“Now, a month later, it finally dawned on me about the streak and who it was against. During the season, we were always worried about the next game. Our focus stayed on what’s next.

“Now, I sit back and it’s like, Wow.’ ”

Some nights Tankersley seemed human on the mound without his biting breaking ball, nasty cut fastball and consistent 86 mph fastball. Each time, though, his competitive juices got him through it.

“My focus was on winning games,” Tankersley said. “Last year, I didn’t have that focus, but this season I realized what had to be done.”

Now Tankersley, who is spending his summer cutting grass and giving private baseball lessons to a 9-year-old, gets to think about his future.

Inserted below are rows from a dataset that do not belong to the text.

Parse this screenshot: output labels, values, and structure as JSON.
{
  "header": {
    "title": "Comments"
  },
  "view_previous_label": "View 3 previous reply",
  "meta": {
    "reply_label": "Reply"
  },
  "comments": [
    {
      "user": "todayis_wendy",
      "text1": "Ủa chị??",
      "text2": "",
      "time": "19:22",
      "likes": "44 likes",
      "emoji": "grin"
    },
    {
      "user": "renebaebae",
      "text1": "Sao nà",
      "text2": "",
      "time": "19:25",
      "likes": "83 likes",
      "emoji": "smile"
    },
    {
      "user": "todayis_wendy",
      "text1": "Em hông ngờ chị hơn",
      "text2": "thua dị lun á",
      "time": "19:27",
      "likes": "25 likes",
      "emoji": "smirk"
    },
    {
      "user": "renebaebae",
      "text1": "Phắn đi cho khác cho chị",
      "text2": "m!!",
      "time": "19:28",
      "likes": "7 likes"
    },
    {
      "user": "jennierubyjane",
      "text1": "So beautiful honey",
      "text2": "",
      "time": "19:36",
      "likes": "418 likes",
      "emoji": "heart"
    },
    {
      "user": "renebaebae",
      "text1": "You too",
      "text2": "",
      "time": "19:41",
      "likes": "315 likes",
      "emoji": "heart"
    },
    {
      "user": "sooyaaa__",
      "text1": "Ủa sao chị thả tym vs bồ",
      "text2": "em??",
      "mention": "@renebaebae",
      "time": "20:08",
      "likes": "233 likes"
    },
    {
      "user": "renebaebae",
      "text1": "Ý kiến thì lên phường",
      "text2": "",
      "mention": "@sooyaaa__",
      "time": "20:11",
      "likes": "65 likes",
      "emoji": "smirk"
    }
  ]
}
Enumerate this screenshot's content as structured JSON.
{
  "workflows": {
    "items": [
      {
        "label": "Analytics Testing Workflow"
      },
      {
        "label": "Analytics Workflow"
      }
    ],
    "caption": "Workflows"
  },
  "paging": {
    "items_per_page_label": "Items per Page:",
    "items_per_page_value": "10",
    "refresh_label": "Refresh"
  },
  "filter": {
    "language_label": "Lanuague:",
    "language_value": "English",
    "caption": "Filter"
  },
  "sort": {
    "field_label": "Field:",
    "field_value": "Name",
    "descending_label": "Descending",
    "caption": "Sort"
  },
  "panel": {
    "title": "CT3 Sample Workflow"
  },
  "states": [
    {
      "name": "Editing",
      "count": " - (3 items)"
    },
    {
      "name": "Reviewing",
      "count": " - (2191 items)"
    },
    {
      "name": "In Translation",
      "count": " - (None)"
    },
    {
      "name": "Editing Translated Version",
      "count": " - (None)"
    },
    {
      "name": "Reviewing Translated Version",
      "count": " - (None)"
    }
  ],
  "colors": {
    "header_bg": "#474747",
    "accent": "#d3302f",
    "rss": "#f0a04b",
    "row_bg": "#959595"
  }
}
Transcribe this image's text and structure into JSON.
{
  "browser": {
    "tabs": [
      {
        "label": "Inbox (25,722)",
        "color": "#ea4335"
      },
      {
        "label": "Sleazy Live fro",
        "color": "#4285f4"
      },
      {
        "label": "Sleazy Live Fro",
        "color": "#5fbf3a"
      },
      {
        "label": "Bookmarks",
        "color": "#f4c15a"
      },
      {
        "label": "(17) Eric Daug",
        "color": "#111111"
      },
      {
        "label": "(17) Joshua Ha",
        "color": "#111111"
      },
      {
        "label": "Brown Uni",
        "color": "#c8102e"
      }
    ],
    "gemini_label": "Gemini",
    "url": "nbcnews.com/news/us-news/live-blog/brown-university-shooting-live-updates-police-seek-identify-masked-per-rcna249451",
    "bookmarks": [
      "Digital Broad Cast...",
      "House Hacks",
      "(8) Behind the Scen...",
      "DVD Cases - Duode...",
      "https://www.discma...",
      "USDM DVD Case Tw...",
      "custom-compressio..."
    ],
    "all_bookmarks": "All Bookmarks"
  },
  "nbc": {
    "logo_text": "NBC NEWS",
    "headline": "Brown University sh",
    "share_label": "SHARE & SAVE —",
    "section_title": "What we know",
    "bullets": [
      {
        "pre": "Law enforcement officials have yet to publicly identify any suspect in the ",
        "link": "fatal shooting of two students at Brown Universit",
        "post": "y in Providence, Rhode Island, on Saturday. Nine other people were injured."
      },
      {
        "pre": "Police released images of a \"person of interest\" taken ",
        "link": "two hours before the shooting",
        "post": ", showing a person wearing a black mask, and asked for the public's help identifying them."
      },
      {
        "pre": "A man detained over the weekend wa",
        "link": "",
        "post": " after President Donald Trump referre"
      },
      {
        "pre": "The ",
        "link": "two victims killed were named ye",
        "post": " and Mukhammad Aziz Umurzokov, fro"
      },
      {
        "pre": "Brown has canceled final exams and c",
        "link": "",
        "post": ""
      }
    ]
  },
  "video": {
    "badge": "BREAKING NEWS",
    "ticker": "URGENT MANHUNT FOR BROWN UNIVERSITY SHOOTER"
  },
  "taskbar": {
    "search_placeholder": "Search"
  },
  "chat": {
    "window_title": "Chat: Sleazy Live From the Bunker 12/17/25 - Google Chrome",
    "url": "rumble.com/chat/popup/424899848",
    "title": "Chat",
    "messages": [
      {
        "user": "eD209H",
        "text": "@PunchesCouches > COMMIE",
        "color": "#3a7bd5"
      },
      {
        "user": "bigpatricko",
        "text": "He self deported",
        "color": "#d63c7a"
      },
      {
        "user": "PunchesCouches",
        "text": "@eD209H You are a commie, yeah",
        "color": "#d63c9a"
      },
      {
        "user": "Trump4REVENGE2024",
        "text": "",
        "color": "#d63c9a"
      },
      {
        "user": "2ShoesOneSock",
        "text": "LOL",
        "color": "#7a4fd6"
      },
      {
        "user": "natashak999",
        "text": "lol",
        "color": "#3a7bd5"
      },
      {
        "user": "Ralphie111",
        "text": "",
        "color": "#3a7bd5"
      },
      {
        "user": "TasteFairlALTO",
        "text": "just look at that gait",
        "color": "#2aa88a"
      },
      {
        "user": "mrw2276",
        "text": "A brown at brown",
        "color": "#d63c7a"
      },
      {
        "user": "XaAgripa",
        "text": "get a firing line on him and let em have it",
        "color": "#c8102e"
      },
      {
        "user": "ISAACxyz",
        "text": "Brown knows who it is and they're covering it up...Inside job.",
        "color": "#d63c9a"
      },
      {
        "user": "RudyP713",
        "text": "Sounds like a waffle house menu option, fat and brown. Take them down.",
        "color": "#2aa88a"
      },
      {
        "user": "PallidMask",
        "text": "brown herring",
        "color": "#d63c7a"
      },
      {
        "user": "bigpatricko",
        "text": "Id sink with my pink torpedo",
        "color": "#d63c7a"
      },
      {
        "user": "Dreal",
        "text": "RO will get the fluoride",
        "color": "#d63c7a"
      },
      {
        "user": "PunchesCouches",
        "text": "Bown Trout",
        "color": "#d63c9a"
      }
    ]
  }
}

With Tuesday’s major league draft looming, Tankersley must decide between the pros or college if he gets the call. Kansas City, Philadelphia and Baltimore are most interested in the lefty, who is expected to be drafted anywhere between the fourth and 15th rounds.

Alabama landed the standout student he carries a 3.95 GPA before his senior year even started, and his dream is to still play in the College World Series.

“I really look forward to going to college and playing SEC ball,” Tankersley said. “I’d only give it up with a deal that is so good I can’t pass it up.”

Tankersley would not say what exactly is “so good,” but he did say the decision is his alone. Temple has also taken a reserved approach to Tankersley’s prospects.

“When it comes to the draft, Taylor and I really have never discussed it,” Temple said. “That decision is so far beyond me that I feel like I have no right getting into that conversation with him. I was his high school baseball coach who tried to give him everything I could to help him become who he’s become.”

Temple has little doubts about his most dominating pitcher’s future.

“It’s nice to see a 6-1, 195-pound pitcher who some people consider the best in the state come from a 120-pound 5-foot-8 ninth-grader who spent more time in my office or on the hill with a sling blade than he did practicing,” Temple said. “It’s nice to see him mature.

“… Taylor will be successful no matter what he chooses to do.”